Page and application data records
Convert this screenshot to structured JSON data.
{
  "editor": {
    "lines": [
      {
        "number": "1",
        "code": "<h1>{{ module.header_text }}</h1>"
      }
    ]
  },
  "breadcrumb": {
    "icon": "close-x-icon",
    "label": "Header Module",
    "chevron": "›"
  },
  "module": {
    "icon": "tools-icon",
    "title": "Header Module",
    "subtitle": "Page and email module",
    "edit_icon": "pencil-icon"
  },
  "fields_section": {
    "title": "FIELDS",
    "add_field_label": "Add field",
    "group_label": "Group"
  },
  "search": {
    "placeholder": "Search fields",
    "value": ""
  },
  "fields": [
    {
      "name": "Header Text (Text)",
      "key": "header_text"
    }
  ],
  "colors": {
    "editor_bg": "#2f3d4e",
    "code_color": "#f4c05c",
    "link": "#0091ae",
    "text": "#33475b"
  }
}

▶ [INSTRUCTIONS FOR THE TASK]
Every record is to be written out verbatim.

▶ [TASK RESULT]
Convert this screenshot to structured JSON data.
{
  "editor": {
    "lines": [
      {
        "number": "1",
        "code": "<h1>{{ module.header_text }}</h1>"
      }
    ]
  },
  "breadcrumb": {
    "icon": "close-x-icon",
    "label": "Header Module",
    "chevron": "›"
  },
  "module": {
    "icon": "tools-icon",
    "title": "Header Module",
    "subtitle": "Page and email module",
    "edit_icon": "pencil-icon"
  },
  "fields_section": {
    "title": "FIELDS",
    "add_field_label": "Add field",
    "group_label": "Group"
  },
  "search": {
    "placeholder": "Search fields",
    "value": ""
  },
  "fields": [
    {
      "name": "Header Text (Text)",
      "key": "header_text"
    }
  ],
  "colors": {
    "editor_bg": "#2f3d4e",
    "code_color": "#f4c05c",
    "link": "#0091ae",
    "text": "#33475b"
  }
}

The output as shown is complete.